:: TASK TO COMPLETE ::
Nothing other than the lines from the one containing "Parse this screenshot: output" through the close of the entries below should be printed, each exactly.

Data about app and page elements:
::::::::::
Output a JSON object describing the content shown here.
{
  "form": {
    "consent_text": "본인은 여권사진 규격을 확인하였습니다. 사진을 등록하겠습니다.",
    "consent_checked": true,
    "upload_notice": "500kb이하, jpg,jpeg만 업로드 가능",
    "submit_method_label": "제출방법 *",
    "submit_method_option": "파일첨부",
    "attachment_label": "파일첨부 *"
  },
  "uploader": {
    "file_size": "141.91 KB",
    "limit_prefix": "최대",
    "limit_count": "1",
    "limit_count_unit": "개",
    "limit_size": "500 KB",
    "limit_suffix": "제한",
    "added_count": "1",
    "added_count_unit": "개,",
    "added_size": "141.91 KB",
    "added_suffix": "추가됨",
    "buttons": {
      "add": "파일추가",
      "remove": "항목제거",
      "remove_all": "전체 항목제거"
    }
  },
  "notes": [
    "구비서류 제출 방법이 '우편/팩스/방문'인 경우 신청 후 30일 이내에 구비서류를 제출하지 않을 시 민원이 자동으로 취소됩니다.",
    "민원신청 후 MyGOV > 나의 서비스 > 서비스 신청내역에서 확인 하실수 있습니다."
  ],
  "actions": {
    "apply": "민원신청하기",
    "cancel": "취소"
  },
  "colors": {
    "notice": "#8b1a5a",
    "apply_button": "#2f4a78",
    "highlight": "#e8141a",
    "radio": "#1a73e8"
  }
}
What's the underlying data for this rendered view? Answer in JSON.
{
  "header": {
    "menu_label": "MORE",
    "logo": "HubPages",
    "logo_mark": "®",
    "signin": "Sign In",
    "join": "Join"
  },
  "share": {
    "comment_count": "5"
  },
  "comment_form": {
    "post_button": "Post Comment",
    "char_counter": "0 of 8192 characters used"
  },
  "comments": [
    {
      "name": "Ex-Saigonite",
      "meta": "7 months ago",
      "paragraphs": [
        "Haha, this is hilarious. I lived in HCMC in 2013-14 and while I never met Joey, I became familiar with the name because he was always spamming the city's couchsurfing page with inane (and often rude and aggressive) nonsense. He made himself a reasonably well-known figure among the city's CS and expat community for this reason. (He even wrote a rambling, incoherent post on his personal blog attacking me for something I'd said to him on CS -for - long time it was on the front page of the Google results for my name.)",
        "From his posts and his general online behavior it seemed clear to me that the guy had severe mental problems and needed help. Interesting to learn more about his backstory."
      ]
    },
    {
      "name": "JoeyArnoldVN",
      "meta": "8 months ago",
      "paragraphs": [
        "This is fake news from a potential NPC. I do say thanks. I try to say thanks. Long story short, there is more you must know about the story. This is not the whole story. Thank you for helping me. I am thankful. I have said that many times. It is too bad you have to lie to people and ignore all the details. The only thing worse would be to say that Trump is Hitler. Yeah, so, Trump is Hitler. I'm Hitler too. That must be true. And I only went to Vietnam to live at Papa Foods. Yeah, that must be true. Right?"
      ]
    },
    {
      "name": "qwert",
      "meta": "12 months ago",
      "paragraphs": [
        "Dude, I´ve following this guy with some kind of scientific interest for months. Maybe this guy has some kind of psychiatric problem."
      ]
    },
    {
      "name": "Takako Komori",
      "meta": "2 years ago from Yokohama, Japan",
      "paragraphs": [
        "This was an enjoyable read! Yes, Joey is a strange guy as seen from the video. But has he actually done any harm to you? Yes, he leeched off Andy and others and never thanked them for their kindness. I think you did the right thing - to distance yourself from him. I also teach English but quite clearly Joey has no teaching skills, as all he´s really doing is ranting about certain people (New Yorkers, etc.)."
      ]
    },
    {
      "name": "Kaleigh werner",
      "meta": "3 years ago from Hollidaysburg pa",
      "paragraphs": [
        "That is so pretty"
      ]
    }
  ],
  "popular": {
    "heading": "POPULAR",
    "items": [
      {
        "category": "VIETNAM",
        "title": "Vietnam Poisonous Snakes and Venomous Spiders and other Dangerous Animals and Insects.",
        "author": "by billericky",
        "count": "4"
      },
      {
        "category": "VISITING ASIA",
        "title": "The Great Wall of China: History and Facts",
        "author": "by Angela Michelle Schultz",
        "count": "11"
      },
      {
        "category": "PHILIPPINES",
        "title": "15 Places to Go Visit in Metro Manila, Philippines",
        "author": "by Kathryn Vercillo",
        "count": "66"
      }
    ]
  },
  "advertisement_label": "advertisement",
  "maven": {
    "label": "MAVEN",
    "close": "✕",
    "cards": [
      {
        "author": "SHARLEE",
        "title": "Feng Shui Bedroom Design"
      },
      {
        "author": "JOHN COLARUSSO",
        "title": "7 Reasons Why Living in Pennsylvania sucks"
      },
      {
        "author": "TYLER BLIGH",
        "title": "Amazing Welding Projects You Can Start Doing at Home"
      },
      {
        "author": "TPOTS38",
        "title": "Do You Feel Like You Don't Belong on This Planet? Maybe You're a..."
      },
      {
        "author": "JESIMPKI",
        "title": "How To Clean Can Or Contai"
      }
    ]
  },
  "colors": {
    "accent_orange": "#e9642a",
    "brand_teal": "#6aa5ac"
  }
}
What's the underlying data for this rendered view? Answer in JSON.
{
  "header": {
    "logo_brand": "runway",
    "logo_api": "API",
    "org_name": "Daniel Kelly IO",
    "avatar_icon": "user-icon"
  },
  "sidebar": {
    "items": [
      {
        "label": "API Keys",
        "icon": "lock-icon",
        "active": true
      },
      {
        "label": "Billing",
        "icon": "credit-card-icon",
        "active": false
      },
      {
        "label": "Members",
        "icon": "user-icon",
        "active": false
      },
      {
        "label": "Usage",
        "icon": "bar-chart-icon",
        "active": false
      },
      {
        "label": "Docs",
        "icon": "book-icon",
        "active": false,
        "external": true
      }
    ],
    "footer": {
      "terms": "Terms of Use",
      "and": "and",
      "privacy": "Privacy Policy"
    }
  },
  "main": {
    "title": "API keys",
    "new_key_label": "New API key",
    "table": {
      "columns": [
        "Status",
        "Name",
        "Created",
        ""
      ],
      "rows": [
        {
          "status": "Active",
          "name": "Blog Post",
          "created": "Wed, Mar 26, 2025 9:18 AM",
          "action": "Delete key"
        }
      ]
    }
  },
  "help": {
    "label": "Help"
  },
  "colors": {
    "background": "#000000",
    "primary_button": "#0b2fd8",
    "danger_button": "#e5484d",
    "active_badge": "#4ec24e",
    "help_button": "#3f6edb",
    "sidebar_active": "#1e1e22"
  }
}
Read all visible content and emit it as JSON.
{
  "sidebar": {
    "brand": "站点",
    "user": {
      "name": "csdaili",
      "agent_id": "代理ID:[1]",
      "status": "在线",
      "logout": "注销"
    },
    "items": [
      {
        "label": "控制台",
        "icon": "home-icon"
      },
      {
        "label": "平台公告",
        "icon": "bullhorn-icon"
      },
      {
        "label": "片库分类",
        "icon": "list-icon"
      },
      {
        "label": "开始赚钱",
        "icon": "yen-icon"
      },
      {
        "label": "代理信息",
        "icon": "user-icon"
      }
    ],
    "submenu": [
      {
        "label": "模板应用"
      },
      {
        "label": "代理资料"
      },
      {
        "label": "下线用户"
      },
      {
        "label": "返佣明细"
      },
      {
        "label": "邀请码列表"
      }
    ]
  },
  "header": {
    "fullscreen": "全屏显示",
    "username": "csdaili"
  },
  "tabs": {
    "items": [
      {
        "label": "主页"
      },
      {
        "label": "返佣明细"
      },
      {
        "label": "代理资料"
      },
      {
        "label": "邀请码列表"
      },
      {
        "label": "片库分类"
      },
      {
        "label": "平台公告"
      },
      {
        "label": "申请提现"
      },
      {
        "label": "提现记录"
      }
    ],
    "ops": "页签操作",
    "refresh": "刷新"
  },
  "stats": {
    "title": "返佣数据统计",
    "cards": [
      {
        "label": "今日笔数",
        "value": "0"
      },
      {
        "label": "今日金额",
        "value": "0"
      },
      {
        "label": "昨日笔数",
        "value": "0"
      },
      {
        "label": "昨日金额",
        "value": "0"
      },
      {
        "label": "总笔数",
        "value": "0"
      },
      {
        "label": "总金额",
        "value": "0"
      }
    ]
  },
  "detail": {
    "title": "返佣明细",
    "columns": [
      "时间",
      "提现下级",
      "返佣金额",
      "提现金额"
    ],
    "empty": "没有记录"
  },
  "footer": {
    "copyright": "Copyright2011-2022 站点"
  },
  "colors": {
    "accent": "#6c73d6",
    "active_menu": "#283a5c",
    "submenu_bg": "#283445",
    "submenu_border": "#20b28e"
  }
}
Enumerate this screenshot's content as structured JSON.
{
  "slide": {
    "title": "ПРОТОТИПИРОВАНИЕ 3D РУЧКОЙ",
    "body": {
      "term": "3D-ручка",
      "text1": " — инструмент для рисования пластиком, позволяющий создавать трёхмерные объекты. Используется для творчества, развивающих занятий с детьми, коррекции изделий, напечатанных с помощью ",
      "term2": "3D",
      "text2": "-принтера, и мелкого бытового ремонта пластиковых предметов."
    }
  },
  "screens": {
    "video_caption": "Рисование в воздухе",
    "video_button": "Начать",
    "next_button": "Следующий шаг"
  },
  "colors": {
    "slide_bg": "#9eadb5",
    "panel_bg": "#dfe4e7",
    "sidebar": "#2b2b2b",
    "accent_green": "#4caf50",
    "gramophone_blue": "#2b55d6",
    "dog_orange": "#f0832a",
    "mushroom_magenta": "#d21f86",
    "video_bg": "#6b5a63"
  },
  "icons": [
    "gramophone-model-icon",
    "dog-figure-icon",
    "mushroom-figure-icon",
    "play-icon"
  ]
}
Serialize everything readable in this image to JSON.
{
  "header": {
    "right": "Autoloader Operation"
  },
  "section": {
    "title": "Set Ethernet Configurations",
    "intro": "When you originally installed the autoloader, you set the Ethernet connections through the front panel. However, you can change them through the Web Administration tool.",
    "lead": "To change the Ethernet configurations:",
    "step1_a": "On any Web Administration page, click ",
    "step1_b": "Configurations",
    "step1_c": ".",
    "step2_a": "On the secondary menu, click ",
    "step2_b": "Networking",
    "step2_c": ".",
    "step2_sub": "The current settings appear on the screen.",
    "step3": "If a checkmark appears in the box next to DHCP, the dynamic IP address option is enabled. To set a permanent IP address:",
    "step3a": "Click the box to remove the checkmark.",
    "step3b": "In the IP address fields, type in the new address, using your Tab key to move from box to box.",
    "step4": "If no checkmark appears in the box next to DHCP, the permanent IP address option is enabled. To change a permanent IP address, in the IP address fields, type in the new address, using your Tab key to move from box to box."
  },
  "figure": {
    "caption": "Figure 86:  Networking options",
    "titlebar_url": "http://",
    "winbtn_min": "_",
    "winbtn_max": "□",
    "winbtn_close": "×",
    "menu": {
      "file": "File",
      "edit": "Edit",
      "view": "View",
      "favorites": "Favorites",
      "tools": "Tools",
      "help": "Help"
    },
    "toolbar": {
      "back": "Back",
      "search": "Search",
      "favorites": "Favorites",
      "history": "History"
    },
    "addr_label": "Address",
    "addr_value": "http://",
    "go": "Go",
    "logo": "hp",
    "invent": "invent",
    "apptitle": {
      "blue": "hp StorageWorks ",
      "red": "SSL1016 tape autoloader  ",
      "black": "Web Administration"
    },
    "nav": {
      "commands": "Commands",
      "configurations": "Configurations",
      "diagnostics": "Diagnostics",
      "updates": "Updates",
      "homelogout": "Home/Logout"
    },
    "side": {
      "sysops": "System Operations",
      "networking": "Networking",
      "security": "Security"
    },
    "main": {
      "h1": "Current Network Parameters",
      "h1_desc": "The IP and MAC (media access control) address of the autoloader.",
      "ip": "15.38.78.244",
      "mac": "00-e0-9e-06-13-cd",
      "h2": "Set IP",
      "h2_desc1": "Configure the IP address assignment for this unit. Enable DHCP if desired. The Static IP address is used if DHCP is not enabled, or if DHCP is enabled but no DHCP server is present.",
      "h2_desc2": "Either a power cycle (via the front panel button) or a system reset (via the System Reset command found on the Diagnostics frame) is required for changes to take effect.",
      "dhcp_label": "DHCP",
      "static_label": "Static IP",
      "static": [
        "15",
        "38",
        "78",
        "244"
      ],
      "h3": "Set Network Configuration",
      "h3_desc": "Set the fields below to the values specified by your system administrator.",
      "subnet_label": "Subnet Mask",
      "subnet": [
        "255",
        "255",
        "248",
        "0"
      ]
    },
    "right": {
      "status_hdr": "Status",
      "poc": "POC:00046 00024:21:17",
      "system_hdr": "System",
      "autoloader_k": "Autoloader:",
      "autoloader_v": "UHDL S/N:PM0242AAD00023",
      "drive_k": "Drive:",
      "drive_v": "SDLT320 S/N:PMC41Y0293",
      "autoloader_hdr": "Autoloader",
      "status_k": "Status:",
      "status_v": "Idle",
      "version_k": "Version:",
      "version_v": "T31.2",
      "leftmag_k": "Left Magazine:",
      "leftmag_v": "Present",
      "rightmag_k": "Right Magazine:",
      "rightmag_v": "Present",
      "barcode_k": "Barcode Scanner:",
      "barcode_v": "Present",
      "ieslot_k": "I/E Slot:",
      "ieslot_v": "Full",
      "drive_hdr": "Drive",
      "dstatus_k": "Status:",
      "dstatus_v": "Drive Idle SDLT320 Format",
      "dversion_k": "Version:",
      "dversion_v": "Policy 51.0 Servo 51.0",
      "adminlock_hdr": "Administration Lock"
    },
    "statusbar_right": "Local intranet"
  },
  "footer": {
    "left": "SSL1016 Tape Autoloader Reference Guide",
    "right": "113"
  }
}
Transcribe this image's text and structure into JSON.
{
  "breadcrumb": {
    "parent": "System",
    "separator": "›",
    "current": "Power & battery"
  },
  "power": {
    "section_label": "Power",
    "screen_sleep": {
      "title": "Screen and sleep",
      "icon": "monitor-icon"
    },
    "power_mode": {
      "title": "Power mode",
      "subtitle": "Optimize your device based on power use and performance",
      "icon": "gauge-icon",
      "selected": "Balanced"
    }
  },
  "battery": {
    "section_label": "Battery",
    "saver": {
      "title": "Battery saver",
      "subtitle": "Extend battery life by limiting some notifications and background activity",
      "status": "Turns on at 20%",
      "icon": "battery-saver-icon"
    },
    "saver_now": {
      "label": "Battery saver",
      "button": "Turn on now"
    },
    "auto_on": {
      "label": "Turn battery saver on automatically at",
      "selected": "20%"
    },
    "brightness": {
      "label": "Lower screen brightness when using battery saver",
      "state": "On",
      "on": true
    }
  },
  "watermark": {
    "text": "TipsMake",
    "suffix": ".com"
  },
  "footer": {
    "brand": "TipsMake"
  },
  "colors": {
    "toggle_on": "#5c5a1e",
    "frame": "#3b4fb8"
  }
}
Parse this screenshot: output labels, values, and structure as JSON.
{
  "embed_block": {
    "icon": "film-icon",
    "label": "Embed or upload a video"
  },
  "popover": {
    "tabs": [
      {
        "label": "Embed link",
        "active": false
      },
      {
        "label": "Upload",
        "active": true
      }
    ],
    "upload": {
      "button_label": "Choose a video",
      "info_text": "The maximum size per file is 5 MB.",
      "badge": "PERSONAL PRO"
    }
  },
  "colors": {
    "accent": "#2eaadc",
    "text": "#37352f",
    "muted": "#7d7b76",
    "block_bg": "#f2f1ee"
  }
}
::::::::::
:: RESULT OF THIS TASK ::
Parse this screenshot: output labels, values, and structure as JSON.
{
  "embed_block": {
    "icon": "film-icon",
    "label": "Embed or upload a video"
  },
  "popover": {
    "tabs": [
      {
        "label": "Embed link",
        "active": false
      },
      {
        "label": "Upload",
        "active": true
      }
    ],
    "upload": {
      "button_label": "Choose a video",
      "info_text": "The maximum size per file is 5 MB.",
      "badge": "PERSONAL PRO"
    }
  },
  "colors": {
    "accent": "#2eaadc",
    "text": "#37352f",
    "muted": "#7d7b76",
    "block_bg": "#f2f1ee"
  }
}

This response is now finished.